One suggestion we received is a positive identification. The image of Philip Pitt Campbell of Kansas, a photograph taken by Harris & Ewing between 1903 and 1923, came with a few clues. Above the mystery man’s head are the letters “Ala,” possibly indicating that the person was from Alabama. The man also had a distinctive haircut with bangs. One clever reader suggested that the mystery man could be Representative Stanley Hubert Dent, Jr. Dent served around the same time as Campbell, was from Alabama, and had the same haircut. Result? Solved.

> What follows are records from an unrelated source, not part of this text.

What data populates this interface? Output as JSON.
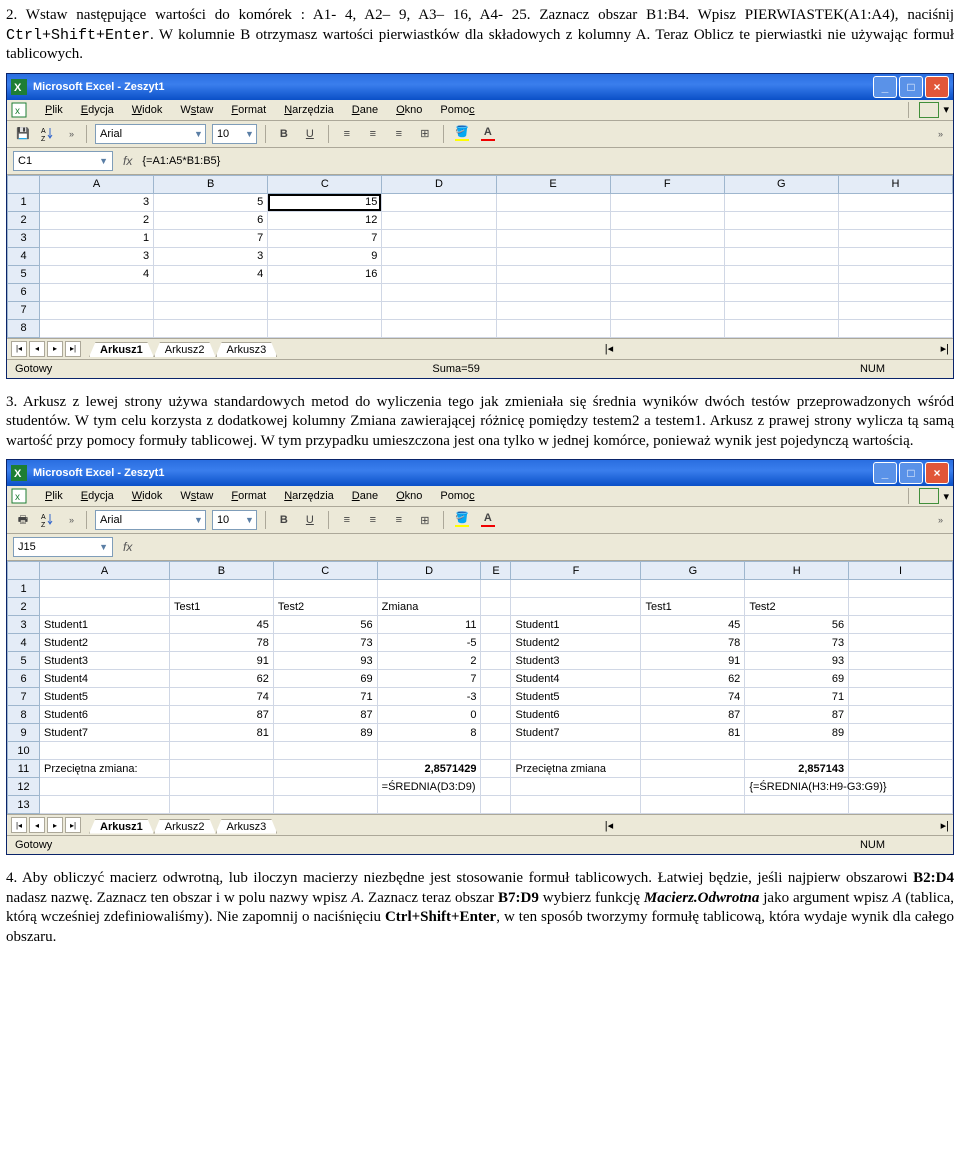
{
  "para1_a": "2. Wstaw następujące wartości do komórek : A1- 4, A2– 9, A3– 16, A4- 25. Zaznacz obszar B1:B4. Wpisz PIERWIASTEK(A1:A4), naciśnij ",
  "para1_b": "Ctrl+Shift+Enter",
  "para1_c": ". W kolumnie B otrzymasz wartości pierwiastków dla składowych z kolumny A. Teraz Oblicz te pierwiastki nie używając formuł tablicowych.",
  "para2": "3. Arkusz z lewej strony używa standardowych metod do wyliczenia tego jak zmieniała się średnia wyników dwóch testów przeprowadzonych wśród studentów. W tym celu korzysta z dodatkowej kolumny Zmiana zawierającej różnicę pomiędzy testem2 a testem1. Arkusz z prawej strony wylicza tą samą wartość przy pomocy formuły tablicowej. W tym przypadku umieszczona jest ona tylko w jednej komórce, ponieważ wynik jest pojedynczą wartością.",
  "para3_a": "4. Aby obliczyć macierz odwrotną, lub iloczyn macierzy niezbędne jest stosowanie formuł tablicowych. Łatwiej będzie, jeśli najpierw obszarowi ",
  "para3_b": "B2:D4",
  "para3_c": " nadasz nazwę. Zaznacz ten obszar i w polu nazwy wpisz ",
  "para3_d": "A",
  "para3_e": ". Zaznacz teraz obszar ",
  "para3_f": "B7:D9",
  "para3_g": " wybierz funkcję ",
  "para3_h": "Macierz.Odwrotna",
  "para3_i": " jako argument wpisz ",
  "para3_j": "A",
  "para3_k": " (tablica, którą wcześniej zdefiniowaliśmy). Nie zapomnij o naciśnięciu ",
  "para3_l": "Ctrl+Shift+Enter",
  "para3_m": ", w ten sposób tworzymy formułę tablicową, która wydaje wynik dla całego obszaru.",
  "app": {
    "title": "Microsoft Excel - Zeszyt1",
    "menu": [
      "Plik",
      "Edycja",
      "Widok",
      "Wstaw",
      "Format",
      "Narzędzia",
      "Dane",
      "Okno",
      "Pomoc"
    ],
    "font": "Arial",
    "size": "10",
    "status_ready": "Gotowy",
    "num": "NUM",
    "sheets": [
      "Arkusz1",
      "Arkusz2",
      "Arkusz3"
    ]
  },
  "excel1": {
    "namebox": "C1",
    "formula": "{=A1:A5*B1:B5}",
    "status_sum": "Suma=59",
    "cols": [
      "A",
      "B",
      "C",
      "D",
      "E",
      "F",
      "G",
      "H"
    ],
    "rows": [
      "1",
      "2",
      "3",
      "4",
      "5",
      "6",
      "7",
      "8"
    ],
    "data": {
      "A": [
        "3",
        "2",
        "1",
        "3",
        "4",
        "",
        "",
        ""
      ],
      "B": [
        "5",
        "6",
        "7",
        "3",
        "4",
        "",
        "",
        ""
      ],
      "C": [
        "15",
        "12",
        "7",
        "9",
        "16",
        "",
        "",
        ""
      ]
    }
  },
  "excel2": {
    "namebox": "J15",
    "formula": "",
    "cols": [
      "A",
      "B",
      "C",
      "D",
      "E",
      "F",
      "G",
      "H",
      "I"
    ],
    "rows": [
      "1",
      "2",
      "3",
      "4",
      "5",
      "6",
      "7",
      "8",
      "9",
      "10",
      "11",
      "12",
      "13"
    ],
    "r2": {
      "B": "Test1",
      "C": "Test2",
      "D": "Zmiana",
      "G": "Test1",
      "H": "Test2"
    },
    "r3": {
      "A": "Student1",
      "B": "45",
      "C": "56",
      "D": "11",
      "F": "Student1",
      "G": "45",
      "H": "56"
    },
    "r4": {
      "A": "Student2",
      "B": "78",
      "C": "73",
      "D": "-5",
      "F": "Student2",
      "G": "78",
      "H": "73"
    },
    "r5": {
      "A": "Student3",
      "B": "91",
      "C": "93",
      "D": "2",
      "F": "Student3",
      "G": "91",
      "H": "93"
    },
    "r6": {
      "A": "Student4",
      "B": "62",
      "C": "69",
      "D": "7",
      "F": "Student4",
      "G": "62",
      "H": "69"
    },
    "r7": {
      "A": "Student5",
      "B": "74",
      "C": "71",
      "D": "-3",
      "F": "Student5",
      "G": "74",
      "H": "71"
    },
    "r8": {
      "A": "Student6",
      "B": "87",
      "C": "87",
      "D": "0",
      "F": "Student6",
      "G": "87",
      "H": "87"
    },
    "r9": {
      "A": "Student7",
      "B": "81",
      "C": "89",
      "D": "8",
      "F": "Student7",
      "G": "81",
      "H": "89"
    },
    "r11": {
      "A": "Przeciętna zmiana:",
      "D": "2,8571429",
      "F": "Przeciętna zmiana",
      "H": "2,857143"
    },
    "r12": {
      "D": "=ŚREDNIA(D3:D9)",
      "H": "{=ŚREDNIA(H3:H9-G3:G9)}"
    }
  }
}
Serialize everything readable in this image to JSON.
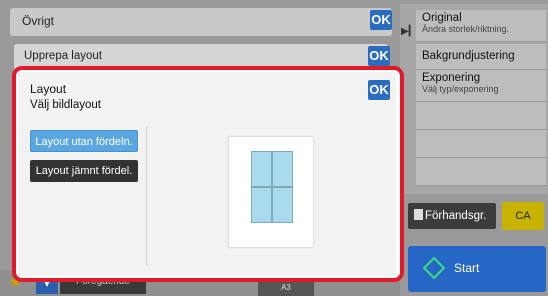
{
  "background": {
    "section_label": "Övrigt",
    "repeat_layout_label": "Upprepa layout",
    "ok_label": "OK"
  },
  "right_panel": {
    "items": [
      {
        "title": "Original",
        "subtitle": "Ändra storlek/riktning."
      },
      {
        "title": "Bakgrundjustering",
        "subtitle": ""
      },
      {
        "title": "Exponering",
        "subtitle": "Välj typ/exponering"
      }
    ],
    "preview_label": "Förhandsgr.",
    "ca_label": "CA",
    "start_label": "Start"
  },
  "bottom": {
    "previous_label": "Föregående",
    "paper_label": "A3"
  },
  "modal": {
    "title": "Layout",
    "subtitle": "Välj bildlayout",
    "ok_label": "OK",
    "options": [
      {
        "label": "Layout utan fördeln.",
        "selected": true
      },
      {
        "label": "Layout jämnt fördel.",
        "selected": false
      }
    ]
  },
  "colors": {
    "highlight": "#e2192b",
    "accent": "#2a6cc0",
    "selected_option": "#5aa6e0"
  }
}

Thomas Joseph Scully Photo, Front and Reverse/tiles/non-collection/5/5-31-photo-mysterymen-scully_PA2016_11_0050a_both_text.xml Front and reverse image from the Collection of the U.S. House of Representatives
Could the mystery man on the back of New Jersey Representative Thomas Joseph Scully’s photo be Finly Hutchinson Gray of Indiana, as an astute reader suggested? The text reads “[E. or F.] H. Gra,” which looks like part of Gray’s name. The man in the image is young, with dark hair and a long face, but a poster of Finly Gray from the House Collection shows him as a much older man. Gray served from the 62nd to the 64th Congresses, and then again from the 73rd through the 75th Congresses. While the poster shows him in his later years, the image on the back of the Scully photo could be Gray during his first few terms in the House. Result? A likely match.

Hannibal Lafayette Godwin Photo, Front and Reverse/tiles/non-collection/5/5-31-photo-mysterymen-godwin_PA2015_06_0012a_both_text.xml Front and reverse image from the Collection of the U.S. House of Representatives
The back of North Carolina Representative Hannibal Lafayette Godwin’s photo spurred two different suggestions. This mystery man has a notably large, dark mustache. Using People Search to match images of Members of Congress with similar whiskers from the same time period, one reader suggested William Connell of Pennsylvania. A possible match, but Connell appears to be sporting more of a handlebar mustache than the mystery man. The reader also suggested Minnesota Representative Andrew Volstead, whose facial hair might be a match. Result? Inconclusive.

Luther Wright Mott Photo, Front and Reverse/tiles/non-collection/5/5-31-photo-mysterymen-mott_PA2016_08_0029a_both_text.xml Front and reverse image from the Collection of the U.S. House of Representatives
A literary Twitter user took a different route for New York Representative Luther Wright Mott’s photograph. The photo on the reverse shows a brooding mystery man with a heart-shaped face and a mustache. The reader suggested that the man might be Edgar Allan Poe. We suspected that the mystery man would be a Member of Congress—but an American author of Gothic and mystery tales? Nevermore. However, another reader suggested Jefferson Monroe Levy of New York to solve this mystery man based on the text visible below the image (“ferson M”). Result? Likely.

One reader recognized several mystery men, including:

This perceptive reader noticed that all these Representatives served during the 62nd Congress, which would suggest that the images came from a 1911-1912 pictorial directory of Congress. If this theory is correct, it would help narrow down the mystery men to only those Members who served during the 62nd Congress.

Thanks for your suggestions and for following along! You can view all the photo mystery tweets here. If you have additional suggestions, you can continue to tweet at us or email us at archives@mail.house.gov. And for another photo mystery, check out our 65th Congress panoramic photo identification project.

This is part of a series of blog posts exploring the art and history of photographs from the House Collection.

Categories: Photographs, Announcements